# Definition of Equivalence Relation [duplicate]

I was going through the text "Discrete Mathematics and its Application" by Kenneth Rosen (5th Edition) where I am across the definition of equivalence relation and felt that it is one sided.

Definition: A relation on a set A is called an equivalence relation if it is reflexive, symmetric, and transitive.

Now let us analyze the situation of what equivalence is meant to us intuitively.

Let there be a binary relation $$R$$ defined on a set $$A$$. Now we suppose that $$R$$ be reflexive, symmetric and transitive.

So we have for $$a,b,c \in A$$

1. $$a R a$$ (by the reflexive property of R)

2. if $$a R b$$ then $$b R a$$ (by the symmetric property of R)

3. if $$a R b$$ and $$b R c$$ then $$aRc$$ (by the transitive property of R)

Intuitively we can satisfy ourselves with the fact that the above are the necessary conditions for $$R$$ to be equivalent. So "if $$R$$ is reflexive, symmetric and transitive, then $$R$$ is an equivalence relation"

Now working our intuition for equivalence relation $$\sim$$ we note the following.

Let $$\sim$$ be an equivalence relation on a set A, then for $$a,b,c \in A$$ we have,

1. $$a \sim a$$ (by the intuitive knowledge of what $$\sim$$ means)

2. if $$a\sim b$$ then $$b \sim a$$ (by the intuitive knowledge of what $$\sim$$ means)

3. if $$a\sim b$$ and $$b \sim c$$ then $$a\sim c$$ (by the intuitive knowledge of what $$\sim$$ means)

Now we see that (1) implies $$\sim$$ is reflexive, (2) implies that $$\sim$$ is symmetric and (3) implies that $$\sim$$ is transitive.
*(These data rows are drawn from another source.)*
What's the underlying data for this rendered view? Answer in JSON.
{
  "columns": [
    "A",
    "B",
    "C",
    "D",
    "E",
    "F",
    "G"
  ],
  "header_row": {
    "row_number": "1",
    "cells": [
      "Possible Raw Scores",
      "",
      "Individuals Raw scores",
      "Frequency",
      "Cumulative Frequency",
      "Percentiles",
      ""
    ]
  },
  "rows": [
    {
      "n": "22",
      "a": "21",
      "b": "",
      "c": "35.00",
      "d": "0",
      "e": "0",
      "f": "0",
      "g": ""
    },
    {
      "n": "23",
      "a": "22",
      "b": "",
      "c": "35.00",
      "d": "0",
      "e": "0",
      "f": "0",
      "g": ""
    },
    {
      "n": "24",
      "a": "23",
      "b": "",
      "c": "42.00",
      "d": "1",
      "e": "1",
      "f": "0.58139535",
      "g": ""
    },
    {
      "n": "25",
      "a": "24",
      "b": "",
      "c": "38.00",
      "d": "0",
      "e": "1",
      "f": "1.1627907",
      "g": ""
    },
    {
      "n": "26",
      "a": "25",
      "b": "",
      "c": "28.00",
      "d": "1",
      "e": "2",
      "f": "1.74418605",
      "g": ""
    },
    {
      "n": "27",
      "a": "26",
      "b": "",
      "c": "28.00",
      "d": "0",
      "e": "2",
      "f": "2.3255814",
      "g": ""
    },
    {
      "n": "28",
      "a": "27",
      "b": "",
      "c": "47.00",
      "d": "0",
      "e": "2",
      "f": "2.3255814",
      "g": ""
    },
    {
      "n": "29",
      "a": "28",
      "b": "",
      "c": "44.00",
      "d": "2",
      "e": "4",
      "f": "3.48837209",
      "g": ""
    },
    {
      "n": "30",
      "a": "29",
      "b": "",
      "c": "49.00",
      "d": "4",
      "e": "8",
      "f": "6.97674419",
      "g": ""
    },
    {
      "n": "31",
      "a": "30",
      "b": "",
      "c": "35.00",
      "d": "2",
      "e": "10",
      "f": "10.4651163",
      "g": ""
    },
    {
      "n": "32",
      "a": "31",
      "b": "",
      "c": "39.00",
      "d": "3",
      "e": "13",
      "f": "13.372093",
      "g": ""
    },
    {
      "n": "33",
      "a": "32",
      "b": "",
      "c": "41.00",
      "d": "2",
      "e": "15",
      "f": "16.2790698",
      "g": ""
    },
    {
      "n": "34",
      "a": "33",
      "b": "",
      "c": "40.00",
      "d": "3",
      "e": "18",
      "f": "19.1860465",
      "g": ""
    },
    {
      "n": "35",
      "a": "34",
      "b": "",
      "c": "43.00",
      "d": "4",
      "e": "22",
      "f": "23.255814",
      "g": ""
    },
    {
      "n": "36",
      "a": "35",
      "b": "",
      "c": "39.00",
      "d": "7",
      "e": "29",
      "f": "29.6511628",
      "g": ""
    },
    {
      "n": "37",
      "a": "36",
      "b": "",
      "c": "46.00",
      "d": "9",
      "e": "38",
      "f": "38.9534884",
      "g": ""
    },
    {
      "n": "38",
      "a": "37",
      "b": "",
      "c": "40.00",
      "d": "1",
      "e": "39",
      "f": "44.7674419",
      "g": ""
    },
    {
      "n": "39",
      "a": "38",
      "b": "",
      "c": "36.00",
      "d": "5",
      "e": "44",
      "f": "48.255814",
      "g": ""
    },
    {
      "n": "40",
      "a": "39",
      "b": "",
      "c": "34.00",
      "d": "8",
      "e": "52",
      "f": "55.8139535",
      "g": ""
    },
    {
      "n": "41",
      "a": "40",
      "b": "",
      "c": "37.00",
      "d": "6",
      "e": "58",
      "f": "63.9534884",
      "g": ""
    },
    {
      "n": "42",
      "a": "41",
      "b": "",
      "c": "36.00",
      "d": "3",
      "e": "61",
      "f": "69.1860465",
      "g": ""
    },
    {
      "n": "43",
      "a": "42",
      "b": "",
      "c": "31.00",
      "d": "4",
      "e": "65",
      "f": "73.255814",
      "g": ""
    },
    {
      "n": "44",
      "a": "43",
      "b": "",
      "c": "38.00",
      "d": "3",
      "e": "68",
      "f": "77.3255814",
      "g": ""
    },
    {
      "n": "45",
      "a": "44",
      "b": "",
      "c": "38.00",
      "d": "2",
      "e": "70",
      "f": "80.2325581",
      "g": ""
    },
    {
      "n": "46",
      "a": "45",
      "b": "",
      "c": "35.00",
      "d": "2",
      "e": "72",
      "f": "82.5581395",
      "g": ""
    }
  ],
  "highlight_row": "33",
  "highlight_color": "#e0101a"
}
So we have "if $$\sim$$ is an equivalent relation then $$\sim$$ is reflexive, symmetric and transitive"

From the two intuitive implications we can conclude that A relation on a set A is called an equivalence relation if and only if it is reflexive, symmetric, and transitive. and not what the book says. This definition makes quite sense unlike the book definition which says that if $$R$$ fails to be either reflexive or symmetric or transitive then $$R$$ may or may not be an equivalence relation, which after all gives a weird feeling.

Correct me if my logic is wrong.

• ??? What the book phrasing implies is that if one of the three properties fails to be satisfied in a single case, it is not an equivalence relation. Commented Jun 6, 2020 at 8:08
• Then what the book meant is iff and not simply if @Bernard Commented Jun 6, 2020 at 8:12